Written by: Dave Foy & Deb Mashek, PhD
Turf battles between dealership sales and service departments can dent profitability.
Two myths undercut the long-term profitability of dealerships.
Myth #1: That which is good for the customer is bad for profit.
Myth #2: That which is good for one department is bad for others.
Rather than advancing profitability, these myths—both of which feed upon the common yet counterproductive, zero-sum mentality of competition over collaboration — drive behaviors and decision making that undercut both the health and wealth of dealerships.
For example, imagine a service manager and a salesperson compete to greet a customer. The service manager accuses the salesperson of stealing work from the service department.
Then, when the customer asks for a ride back to their office, the service manager asks the sales manager if a member of the sales team could make the run. The sales manager tells him no way, adding that he can't risk a customer walking in while his guy is out running errands for the dealership.
Examples like these point to a widespread and persistent problem in the industry: failure to work collaboratively across departments to meet customers' needs. Poor collaboration within the dealership leads to dissatisfied and disloyal customers. This, in turn, leads to less profitability over the long term.
What's a dealership to do? The answer: build a culture that centers on cross-departmental collaboration to address customers' needs.
When cross-departmental collaboration is working well department leaders ask, "Why can't we … ?" rather than asserting "Why we can't." At all levels of the organization, team members look for opportunities to improve the lives of customers. They smooth the pathway for others in the organization regardless of their home department to do their job better, more quickly or with more joy — knowing all these qualities contribute positively to customers' experience.
*Image Source: Automotive News
While cross-departmental collaboration may sound good in theory, it can be challenging to create in practice. In addition to entrenched attitudes and practices, siloed departmental structures and a lack of cross-department interaction result in a lack of knowledge about others' work.
For example, team members may use department-specific jargon, follow department-specific workflows and prioritize department-specific outcomes. Individuals from different departments may work within different constraints, see different risks and opportunities and anticipate different downstream consequences.
While each of these factors creates friction in cross-department collaboration, the financial interests of dealerships are well-served by investing the time and effort necessary to overcome these predictable and navigable challenges.
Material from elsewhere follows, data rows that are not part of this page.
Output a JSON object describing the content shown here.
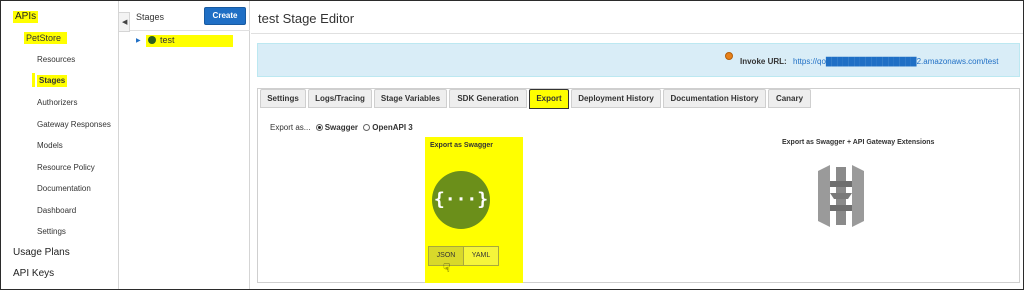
{
  "nav": {
    "apis": "APIs",
    "petstore": "PetStore",
    "resources": "Resources",
    "stages": "Stages",
    "authorizers": "Authorizers",
    "gateway_responses": "Gateway Responses",
    "models": "Models",
    "resource_policy": "Resource Policy",
    "documentation": "Documentation",
    "dashboard": "Dashboard",
    "settings": "Settings",
    "usage_plans": "Usage Plans",
    "api_keys": "API Keys"
  },
  "stages_panel": {
    "title": "Stages",
    "create_label": "Create",
    "tree_item": "test"
  },
  "editor": {
    "title": "test Stage Editor",
    "invoke_label": "Invoke URL:",
    "invoke_url": "https://qo████████████████2.amazonaws.com/test"
  },
  "tabs": [
    "Settings",
    "Logs/Tracing",
    "Stage Variables",
    "SDK Generation",
    "Export",
    "Deployment History",
    "Documentation History",
    "Canary"
  ],
  "active_tab": "Export",
  "export": {
    "export_as_label": "Export as...",
    "option_swagger": "Swagger",
    "option_openapi": "OpenAPI 3",
    "swagger_card_title": "Export as Swagger",
    "json_label": "JSON",
    "yaml_label": "YAML",
    "extensions_title": "Export as Swagger + API Gateway Extensions"
  },
  "colors": {
    "highlight": "#ffff00",
    "swagger_green": "#6b8f1a",
    "link_blue": "#1f6fc5",
    "invoke_bg": "#d9edf7",
    "aws_gray": "#8a8a8a"
  }
}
Here are three simple, no-cost strategies leaders can deploy right now to nudge the culture of collaboration:
First, create opportunities for everyone to learn what different departments do and what they care about. Invite a manager from another department to talk with your team about what their department does or to workshop a solution to a challenge or perhaps unpack some piece of jargon. Better yet, hold all-team meetings regularly to help bust silos and drive interpersonal connection among individuals and teams.
Second, notice and celebrate instances of cross-department collaboration that served a customer's interest. If a customer in line for the service desk spills a coffee and someone from finance runs over to help with the cleanup as someone else from sales brings a fresh cup, name what this is: an example of your team making it their collective business to take good care of customers. Likewise, when a customer sings the dealership's praises, share that feedback with the team and make clear the role collaboration played in making that happen. As every parent, pet owner and teacher knows — what gets rewarded gets repeated. To generate more collaboration: see it, name it, celebrate it.
Third, cultivate collaborative mindsets. To break out of the zero-sum thinking that drives noncollaborative behavior, encourage everyone on the team to see their work from a more collaborative angle. In leadership meetings, 1-on-1s with team members or even on the bulletin board in the break room, ask questions to nudge the collaborative mindset. These can include:
In what ways are our respective goals aligned?
What is the cost of inaction?
What is the potential return on investment both now and in the long term?
What do we stand to learn from people in other departments by working together (e.g., new perspectives, new skills, sector know-how)?
In what ways might a deeper relationship with these departments provide value to our customers?
When everyone in the dealership focuses on collaboratively serving the customer rather than on departmental turf battles and self-interest, customers win and dealerships thrive.